> **YOUR TASK**
Wherever a line below holds the word "days", copy that line.

> **PROVIDED DATA**
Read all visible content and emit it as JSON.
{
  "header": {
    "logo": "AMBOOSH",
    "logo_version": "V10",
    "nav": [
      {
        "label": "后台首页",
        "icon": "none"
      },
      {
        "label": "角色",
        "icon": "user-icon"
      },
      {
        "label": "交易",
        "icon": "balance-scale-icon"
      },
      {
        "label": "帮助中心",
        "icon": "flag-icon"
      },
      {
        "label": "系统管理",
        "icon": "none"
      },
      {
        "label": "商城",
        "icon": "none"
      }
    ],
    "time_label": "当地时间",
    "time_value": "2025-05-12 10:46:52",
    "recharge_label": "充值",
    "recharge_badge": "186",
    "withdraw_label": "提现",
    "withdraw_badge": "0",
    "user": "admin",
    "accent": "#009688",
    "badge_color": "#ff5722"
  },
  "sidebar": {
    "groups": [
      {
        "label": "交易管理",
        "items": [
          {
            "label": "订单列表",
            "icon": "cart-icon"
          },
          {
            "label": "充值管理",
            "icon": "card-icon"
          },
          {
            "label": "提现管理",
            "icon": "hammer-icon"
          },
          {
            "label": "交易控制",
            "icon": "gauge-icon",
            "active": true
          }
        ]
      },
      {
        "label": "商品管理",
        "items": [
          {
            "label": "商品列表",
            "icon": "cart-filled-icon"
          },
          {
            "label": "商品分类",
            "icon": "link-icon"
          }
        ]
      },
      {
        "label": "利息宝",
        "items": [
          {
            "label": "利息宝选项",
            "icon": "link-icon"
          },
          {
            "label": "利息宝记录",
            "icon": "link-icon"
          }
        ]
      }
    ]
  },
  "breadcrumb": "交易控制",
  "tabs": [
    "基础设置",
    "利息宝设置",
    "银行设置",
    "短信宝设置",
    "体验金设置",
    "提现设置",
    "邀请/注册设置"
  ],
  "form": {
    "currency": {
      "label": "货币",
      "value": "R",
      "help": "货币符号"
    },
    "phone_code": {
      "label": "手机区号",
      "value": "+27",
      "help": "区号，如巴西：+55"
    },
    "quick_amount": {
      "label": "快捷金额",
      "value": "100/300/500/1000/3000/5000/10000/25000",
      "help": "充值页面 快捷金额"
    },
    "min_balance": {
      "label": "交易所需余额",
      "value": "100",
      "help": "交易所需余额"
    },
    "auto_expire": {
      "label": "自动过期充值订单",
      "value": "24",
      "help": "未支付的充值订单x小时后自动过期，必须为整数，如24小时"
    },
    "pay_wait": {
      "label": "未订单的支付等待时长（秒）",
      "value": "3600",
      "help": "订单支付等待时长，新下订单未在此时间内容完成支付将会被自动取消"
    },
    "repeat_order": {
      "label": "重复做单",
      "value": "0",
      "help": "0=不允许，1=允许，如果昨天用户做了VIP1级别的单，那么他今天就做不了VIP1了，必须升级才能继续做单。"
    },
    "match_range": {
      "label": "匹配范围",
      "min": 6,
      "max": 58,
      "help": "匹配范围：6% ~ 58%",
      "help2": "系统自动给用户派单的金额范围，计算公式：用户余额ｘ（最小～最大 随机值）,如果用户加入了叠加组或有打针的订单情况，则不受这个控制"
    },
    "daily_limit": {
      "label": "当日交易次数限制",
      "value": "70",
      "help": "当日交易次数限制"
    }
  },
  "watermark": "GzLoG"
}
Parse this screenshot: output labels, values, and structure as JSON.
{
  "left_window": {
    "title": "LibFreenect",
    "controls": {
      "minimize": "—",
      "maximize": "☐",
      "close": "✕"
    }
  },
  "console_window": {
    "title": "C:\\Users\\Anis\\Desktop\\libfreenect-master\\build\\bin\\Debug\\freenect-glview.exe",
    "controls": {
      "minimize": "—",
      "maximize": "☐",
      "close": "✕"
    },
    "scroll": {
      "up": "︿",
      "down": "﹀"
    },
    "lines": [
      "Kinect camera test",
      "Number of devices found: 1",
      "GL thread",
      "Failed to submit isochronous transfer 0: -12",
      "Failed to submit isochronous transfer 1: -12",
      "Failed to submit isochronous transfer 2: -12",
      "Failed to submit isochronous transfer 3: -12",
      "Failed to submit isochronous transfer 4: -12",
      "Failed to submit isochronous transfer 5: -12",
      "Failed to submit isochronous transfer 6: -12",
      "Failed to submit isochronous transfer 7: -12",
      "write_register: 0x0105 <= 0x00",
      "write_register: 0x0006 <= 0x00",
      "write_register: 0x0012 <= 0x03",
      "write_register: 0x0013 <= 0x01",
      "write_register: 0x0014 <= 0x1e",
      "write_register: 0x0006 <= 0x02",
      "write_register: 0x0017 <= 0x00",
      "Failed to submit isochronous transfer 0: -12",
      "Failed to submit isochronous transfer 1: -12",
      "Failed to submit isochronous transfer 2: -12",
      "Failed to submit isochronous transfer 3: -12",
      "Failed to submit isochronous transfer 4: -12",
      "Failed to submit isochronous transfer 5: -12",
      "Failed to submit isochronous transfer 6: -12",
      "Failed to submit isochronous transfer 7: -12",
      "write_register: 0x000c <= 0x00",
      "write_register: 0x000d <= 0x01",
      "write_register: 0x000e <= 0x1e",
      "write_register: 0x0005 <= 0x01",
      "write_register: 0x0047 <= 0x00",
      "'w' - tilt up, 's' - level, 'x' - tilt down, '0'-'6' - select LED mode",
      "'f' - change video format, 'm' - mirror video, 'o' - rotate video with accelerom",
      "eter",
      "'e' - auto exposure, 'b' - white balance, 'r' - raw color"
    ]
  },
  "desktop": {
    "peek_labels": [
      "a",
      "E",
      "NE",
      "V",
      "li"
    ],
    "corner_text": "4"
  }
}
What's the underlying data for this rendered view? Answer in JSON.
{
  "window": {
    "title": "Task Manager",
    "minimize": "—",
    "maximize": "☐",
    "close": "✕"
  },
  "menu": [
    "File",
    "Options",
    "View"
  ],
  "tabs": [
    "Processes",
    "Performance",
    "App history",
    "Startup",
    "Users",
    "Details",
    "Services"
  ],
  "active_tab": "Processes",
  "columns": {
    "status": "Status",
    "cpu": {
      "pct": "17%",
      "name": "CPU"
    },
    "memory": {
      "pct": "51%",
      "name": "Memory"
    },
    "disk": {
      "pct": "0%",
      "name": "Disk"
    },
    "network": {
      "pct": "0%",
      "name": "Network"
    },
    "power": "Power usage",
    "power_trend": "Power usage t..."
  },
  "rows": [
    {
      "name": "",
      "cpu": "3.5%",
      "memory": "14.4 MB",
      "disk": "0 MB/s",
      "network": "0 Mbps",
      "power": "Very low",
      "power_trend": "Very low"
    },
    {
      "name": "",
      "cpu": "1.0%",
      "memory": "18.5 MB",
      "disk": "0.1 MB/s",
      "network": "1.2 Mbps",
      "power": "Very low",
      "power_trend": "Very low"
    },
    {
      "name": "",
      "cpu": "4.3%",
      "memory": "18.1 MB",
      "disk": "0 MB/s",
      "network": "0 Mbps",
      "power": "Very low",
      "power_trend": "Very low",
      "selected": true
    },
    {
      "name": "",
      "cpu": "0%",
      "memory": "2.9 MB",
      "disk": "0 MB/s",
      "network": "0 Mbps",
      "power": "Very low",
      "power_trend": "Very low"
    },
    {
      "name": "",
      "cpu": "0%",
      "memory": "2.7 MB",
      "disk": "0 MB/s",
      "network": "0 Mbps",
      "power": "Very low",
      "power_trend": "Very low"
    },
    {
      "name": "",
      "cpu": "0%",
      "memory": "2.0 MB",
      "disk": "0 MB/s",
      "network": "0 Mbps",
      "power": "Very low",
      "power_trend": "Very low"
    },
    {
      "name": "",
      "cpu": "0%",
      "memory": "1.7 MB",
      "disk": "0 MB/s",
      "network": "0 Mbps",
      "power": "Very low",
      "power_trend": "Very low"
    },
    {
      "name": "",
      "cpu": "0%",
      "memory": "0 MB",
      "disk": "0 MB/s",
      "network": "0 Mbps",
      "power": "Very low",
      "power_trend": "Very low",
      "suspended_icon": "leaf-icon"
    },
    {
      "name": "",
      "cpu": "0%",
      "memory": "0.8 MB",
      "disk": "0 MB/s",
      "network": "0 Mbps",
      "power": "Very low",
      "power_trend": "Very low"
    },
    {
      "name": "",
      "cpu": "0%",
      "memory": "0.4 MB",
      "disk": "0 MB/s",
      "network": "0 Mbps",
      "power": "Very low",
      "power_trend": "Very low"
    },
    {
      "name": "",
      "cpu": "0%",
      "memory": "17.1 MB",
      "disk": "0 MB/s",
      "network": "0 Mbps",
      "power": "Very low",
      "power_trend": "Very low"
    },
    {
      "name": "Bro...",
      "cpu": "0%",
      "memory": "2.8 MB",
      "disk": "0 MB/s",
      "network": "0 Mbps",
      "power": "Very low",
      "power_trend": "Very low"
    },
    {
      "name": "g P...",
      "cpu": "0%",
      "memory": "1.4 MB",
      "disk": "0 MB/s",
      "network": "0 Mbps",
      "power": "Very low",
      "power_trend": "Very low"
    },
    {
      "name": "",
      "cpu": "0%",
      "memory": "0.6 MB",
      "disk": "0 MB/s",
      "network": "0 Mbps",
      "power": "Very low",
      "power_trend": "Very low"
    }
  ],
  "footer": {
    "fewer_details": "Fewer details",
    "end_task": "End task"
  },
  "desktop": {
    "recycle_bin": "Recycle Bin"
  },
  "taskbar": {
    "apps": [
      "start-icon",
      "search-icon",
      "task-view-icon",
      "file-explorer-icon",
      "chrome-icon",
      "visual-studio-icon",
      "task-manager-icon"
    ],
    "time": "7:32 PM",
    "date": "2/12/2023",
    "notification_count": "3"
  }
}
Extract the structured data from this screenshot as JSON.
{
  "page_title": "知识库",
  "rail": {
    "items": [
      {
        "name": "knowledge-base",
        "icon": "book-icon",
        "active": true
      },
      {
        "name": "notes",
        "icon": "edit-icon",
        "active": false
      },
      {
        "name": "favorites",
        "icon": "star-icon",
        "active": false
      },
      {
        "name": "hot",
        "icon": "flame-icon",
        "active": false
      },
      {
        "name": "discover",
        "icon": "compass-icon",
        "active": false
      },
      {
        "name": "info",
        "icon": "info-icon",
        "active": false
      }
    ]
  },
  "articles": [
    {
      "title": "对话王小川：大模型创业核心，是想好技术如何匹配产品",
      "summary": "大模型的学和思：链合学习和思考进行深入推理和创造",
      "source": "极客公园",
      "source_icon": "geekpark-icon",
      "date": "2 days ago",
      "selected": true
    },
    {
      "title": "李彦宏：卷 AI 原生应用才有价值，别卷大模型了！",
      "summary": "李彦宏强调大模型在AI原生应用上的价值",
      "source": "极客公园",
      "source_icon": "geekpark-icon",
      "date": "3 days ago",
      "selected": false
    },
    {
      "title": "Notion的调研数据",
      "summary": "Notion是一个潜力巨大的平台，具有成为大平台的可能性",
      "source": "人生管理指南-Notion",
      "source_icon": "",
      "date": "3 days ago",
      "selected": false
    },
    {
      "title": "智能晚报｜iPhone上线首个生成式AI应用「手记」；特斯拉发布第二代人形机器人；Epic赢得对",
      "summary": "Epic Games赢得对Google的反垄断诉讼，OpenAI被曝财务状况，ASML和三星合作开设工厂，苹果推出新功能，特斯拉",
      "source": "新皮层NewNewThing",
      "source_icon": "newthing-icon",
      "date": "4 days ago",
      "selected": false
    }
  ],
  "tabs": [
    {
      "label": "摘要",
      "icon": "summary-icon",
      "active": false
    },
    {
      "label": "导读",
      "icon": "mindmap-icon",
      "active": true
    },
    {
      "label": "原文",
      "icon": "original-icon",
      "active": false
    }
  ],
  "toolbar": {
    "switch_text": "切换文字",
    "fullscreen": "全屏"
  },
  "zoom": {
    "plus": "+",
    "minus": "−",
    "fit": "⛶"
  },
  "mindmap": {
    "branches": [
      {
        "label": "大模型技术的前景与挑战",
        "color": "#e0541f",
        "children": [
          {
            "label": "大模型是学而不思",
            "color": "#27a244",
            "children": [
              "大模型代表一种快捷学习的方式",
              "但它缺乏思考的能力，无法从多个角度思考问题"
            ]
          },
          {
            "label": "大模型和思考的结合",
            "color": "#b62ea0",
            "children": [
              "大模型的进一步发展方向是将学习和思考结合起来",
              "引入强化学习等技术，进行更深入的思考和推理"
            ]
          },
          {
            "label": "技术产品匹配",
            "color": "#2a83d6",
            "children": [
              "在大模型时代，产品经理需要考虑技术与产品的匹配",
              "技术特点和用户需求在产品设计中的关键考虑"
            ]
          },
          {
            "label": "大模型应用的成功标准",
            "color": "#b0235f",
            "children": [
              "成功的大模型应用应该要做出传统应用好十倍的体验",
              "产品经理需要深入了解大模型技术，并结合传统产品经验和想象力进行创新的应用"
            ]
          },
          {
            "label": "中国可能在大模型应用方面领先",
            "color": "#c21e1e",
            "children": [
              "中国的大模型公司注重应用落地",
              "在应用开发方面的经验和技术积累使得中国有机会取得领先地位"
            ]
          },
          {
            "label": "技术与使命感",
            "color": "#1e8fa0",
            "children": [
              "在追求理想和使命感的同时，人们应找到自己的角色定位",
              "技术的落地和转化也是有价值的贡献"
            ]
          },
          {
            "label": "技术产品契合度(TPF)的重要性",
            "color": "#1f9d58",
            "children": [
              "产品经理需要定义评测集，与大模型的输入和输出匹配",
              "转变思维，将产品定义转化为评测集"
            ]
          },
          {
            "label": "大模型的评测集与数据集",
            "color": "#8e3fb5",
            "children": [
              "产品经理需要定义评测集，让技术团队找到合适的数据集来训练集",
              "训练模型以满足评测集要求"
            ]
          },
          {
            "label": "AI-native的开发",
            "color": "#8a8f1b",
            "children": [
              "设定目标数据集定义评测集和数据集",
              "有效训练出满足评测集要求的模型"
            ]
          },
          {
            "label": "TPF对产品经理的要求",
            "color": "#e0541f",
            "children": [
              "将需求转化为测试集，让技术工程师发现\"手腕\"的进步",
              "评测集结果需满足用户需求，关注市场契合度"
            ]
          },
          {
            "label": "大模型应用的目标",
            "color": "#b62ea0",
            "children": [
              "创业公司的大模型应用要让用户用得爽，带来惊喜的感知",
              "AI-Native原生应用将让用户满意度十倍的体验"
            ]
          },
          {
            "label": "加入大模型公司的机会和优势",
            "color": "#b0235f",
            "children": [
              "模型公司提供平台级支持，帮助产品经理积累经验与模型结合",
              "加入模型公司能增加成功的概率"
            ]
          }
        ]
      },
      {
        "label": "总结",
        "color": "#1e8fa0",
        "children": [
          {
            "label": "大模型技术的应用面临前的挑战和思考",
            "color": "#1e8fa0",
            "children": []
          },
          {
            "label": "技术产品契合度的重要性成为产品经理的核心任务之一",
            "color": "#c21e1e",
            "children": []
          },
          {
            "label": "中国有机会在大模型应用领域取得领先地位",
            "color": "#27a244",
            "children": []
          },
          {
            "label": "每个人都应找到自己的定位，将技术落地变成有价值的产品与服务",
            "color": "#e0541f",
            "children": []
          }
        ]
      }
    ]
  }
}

> **EXERCISE SOLUTION**
      "date": "2 days ago",
      "date": "3 days ago",
      "date": "3 days ago",
      "date": "4 days ago",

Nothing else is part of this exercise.